- **WHAT YOU ARE ASKED TO DO**
Write out each entry below exactly. Do not include the images.

- **DATA SECTION**

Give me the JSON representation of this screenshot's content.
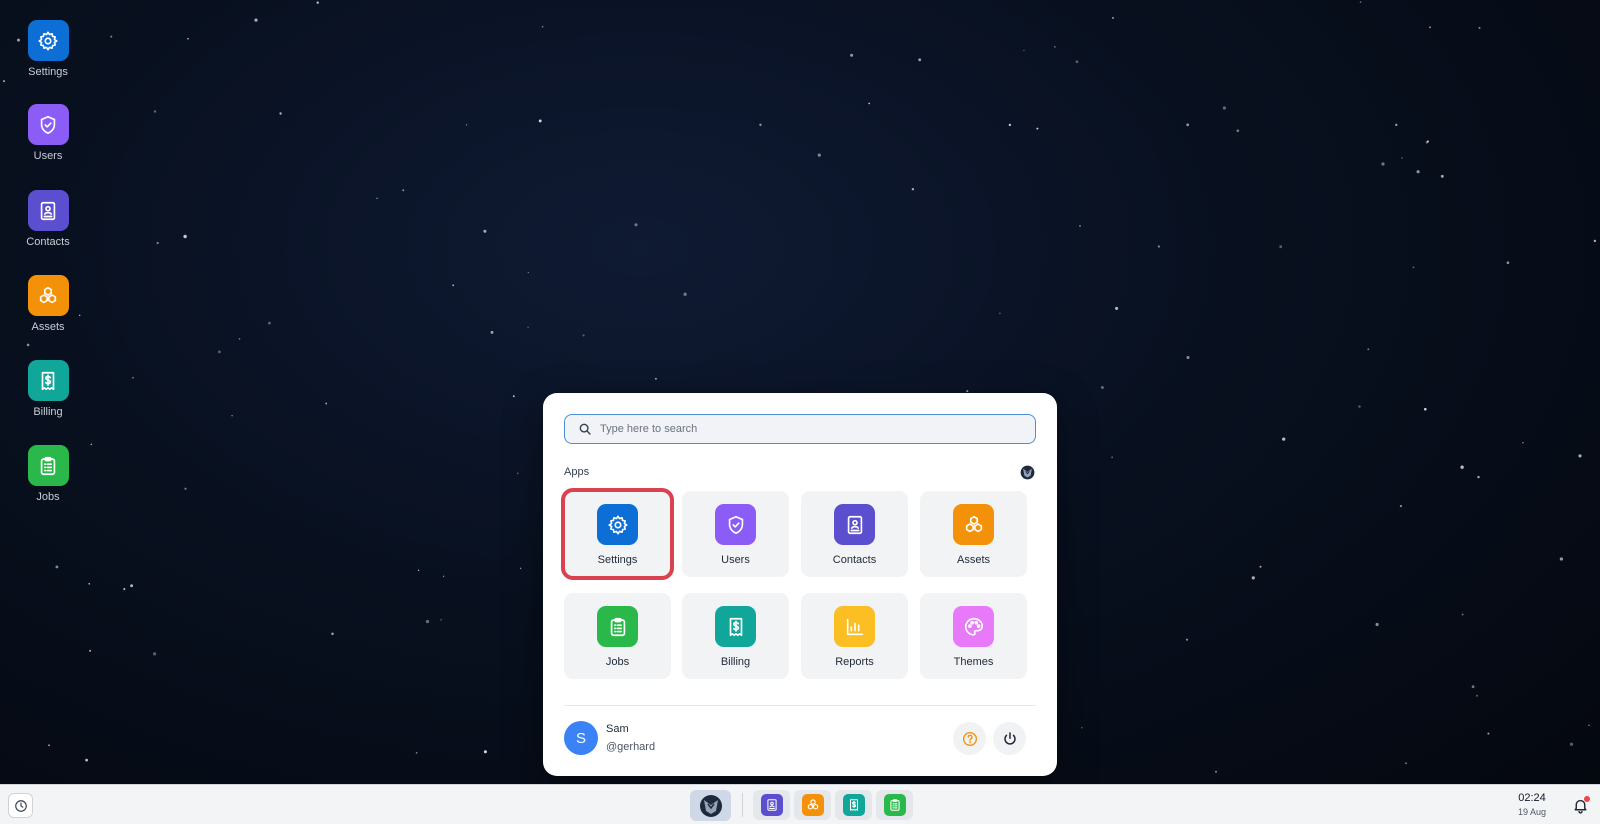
{
  "colors": {
    "settings": "#0d6fd6",
    "users": "#8b5cf6",
    "contacts": "#5b4fcf",
    "assets": "#f39208",
    "billing": "#11a69a",
    "jobs": "#2bb84a",
    "reports": "#fbbf24",
    "themes": "#e879f9",
    "selection": "#d9434f",
    "avatar": "#3b82f6",
    "notification_dot": "#ef4444"
  },
  "desktop": {
    "icons": [
      {
        "label": "Settings",
        "icon": "gear-icon",
        "color": "#0d6fd6"
      },
      {
        "label": "Users",
        "icon": "shield-check-icon",
        "color": "#8b5cf6"
      },
      {
        "label": "Contacts",
        "icon": "contact-book-icon",
        "color": "#5b4fcf"
      },
      {
        "label": "Assets",
        "icon": "cubes-icon",
        "color": "#f39208"
      },
      {
        "label": "Billing",
        "icon": "receipt-dollar-icon",
        "color": "#11a69a"
      },
      {
        "label": "Jobs",
        "icon": "clipboard-list-icon",
        "color": "#2bb84a"
      }
    ]
  },
  "launcher": {
    "search": {
      "placeholder": "Type here to search",
      "value": ""
    },
    "apps_heading": "Apps",
    "selected_app": "Settings",
    "apps": [
      {
        "label": "Settings",
        "icon": "gear-icon",
        "color": "#0d6fd6"
      },
      {
        "label": "Users",
        "icon": "shield-check-icon",
        "color": "#8b5cf6"
      },
      {
        "label": "Contacts",
        "icon": "contact-book-icon",
        "color": "#5b4fcf"
      },
      {
        "label": "Assets",
        "icon": "cubes-icon",
        "color": "#f39208"
      },
      {
        "label": "Jobs",
        "icon": "clipboard-list-icon",
        "color": "#2bb84a"
      },
      {
        "label": "Billing",
        "icon": "receipt-dollar-icon",
        "color": "#11a69a"
      },
      {
        "label": "Reports",
        "icon": "bar-chart-icon",
        "color": "#fbbf24"
      },
      {
        "label": "Themes",
        "icon": "palette-icon",
        "color": "#e879f9"
      }
    ],
    "user": {
      "initial": "S",
      "name": "Sam",
      "handle": "@gerhard"
    }
  },
  "taskbar": {
    "pinned": [
      {
        "name": "contacts",
        "icon": "contact-book-icon",
        "color": "#5b4fcf"
      },
      {
        "name": "assets",
        "icon": "cubes-icon",
        "color": "#f39208"
      },
      {
        "name": "billing",
        "icon": "receipt-dollar-icon",
        "color": "#11a69a"
      },
      {
        "name": "jobs",
        "icon": "clipboard-list-icon",
        "color": "#2bb84a"
      }
    ],
    "time": "02:24",
    "date": "19 Aug"
  }
}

- **RESPONSE TO THE EXERCISE**
Give me the JSON representation of this screenshot's content.
{
  "colors": {
    "settings": "#0d6fd6",
    "users": "#8b5cf6",
    "contacts": "#5b4fcf",
    "assets": "#f39208",
    "billing": "#11a69a",
    "jobs": "#2bb84a",
    "reports": "#fbbf24",
    "themes": "#e879f9",
    "selection": "#d9434f",
    "avatar": "#3b82f6",
    "notification_dot": "#ef4444"
  },
  "desktop": {
    "icons": [
      {
        "label": "Settings",
        "icon": "gear-icon",
        "color": "#0d6fd6"
      },
      {
        "label": "Users",
        "icon": "shield-check-icon",
        "color": "#8b5cf6"
      },
      {
        "label": "Contacts",
        "icon": "contact-book-icon",
        "color": "#5b4fcf"
      },
      {
        "label": "Assets",
        "icon": "cubes-icon",
        "color": "#f39208"
      },
      {
        "label": "Billing",
        "icon": "receipt-dollar-icon",
        "color": "#11a69a"
      },
      {
        "label": "Jobs",
        "icon": "clipboard-list-icon",
        "color": "#2bb84a"
      }
    ]
  },
  "launcher": {
    "search": {
      "placeholder": "Type here to search",
      "value": ""
    },
    "apps_heading": "Apps",
    "selected_app": "Settings",
    "apps": [
      {
        "label": "Settings",
        "icon": "gear-icon",
        "color": "#0d6fd6"
      },
      {
        "label": "Users",
        "icon": "shield-check-icon",
        "color": "#8b5cf6"
      },
      {
        "label": "Contacts",
        "icon": "contact-book-icon",
        "color": "#5b4fcf"
      },
      {
        "label": "Assets",
        "icon": "cubes-icon",
        "color": "#f39208"
      },
      {
        "label": "Jobs",
        "icon": "clipboard-list-icon",
        "color": "#2bb84a"
      },
      {
        "label": "Billing",
        "icon": "receipt-dollar-icon",
        "color": "#11a69a"
      },
      {
        "label": "Reports",
        "icon": "bar-chart-icon",
        "color": "#fbbf24"
      },
      {
        "label": "Themes",
        "icon": "palette-icon",
        "color": "#e879f9"
      }
    ],
    "user": {
      "initial": "S",
      "name": "Sam",
      "handle": "@gerhard"
    }
  },
  "taskbar": {
    "pinned": [
      {
        "name": "contacts",
        "icon": "contact-book-icon",
        "color": "#5b4fcf"
      },
      {
        "name": "assets",
        "icon": "cubes-icon",
        "color": "#f39208"
      },
      {
        "name": "billing",
        "icon": "receipt-dollar-icon",
        "color": "#11a69a"
      },
      {
        "name": "jobs",
        "icon": "clipboard-list-icon",
        "color": "#2bb84a"
      }
    ],
    "time": "02:24",
    "date": "19 Aug"
  }
}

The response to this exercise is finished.